Got questions about the Affordable Care Act? In a regular feature, the WHYY/NewsWorks Health and Science Desk is providing "The Short Answer."
What's a health insurance exchange?
The short answer
At its most basic level, it's a website.
The online exchanges are designed to be a one-stop shop for searching and buying health insurance coverage from a whole range of health insurance providers.
Think about how you shop for plane tickets online.
You may go to Expedia or Priceline or Kayak — a single website for searching lots of carriers. That's the basic idea behind health insurance exchanges, which are also being called health insurance marketplaces. They make it easier to navigate the individual health insurance market.
Who's it for?
Right now, about 15 million Americans buy health insurance on their own.

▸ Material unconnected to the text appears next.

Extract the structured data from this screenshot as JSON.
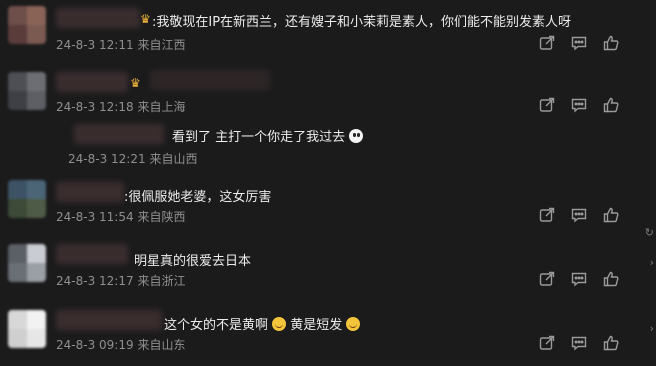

That's a small fraction of the overall market, where the vast majority of people get their coverage through employer-sponsored or government programs.
The new health insurance exchanges are available to anyone, however. So you can check to see what other options are out there. For example, there may be less expensive alternatives to your work-sponsored insurance plan.
Does it vary by state?
The menu of health plans from which you can choose will vary from state to state. When the reform law passed, states were given the option to run their exchanges on their own or let the feds take care of it. The three states in our region — Delaware, New Jersey and Pennsylvania — have opted to let the federal government administer their exchanges. (A note: Delaware chose to partner with the federal government to offer some additional Delaware-specific tweaks.)
From the consumer end, whether an exchange is state- or federally-managed should have no bearing on user experience. On the back end, administratively, there will be differences.
Healthcare.gov is the website where each exchange can be accessed.
Open enrollment begins October 1. The plans will kick in January 1, 2014.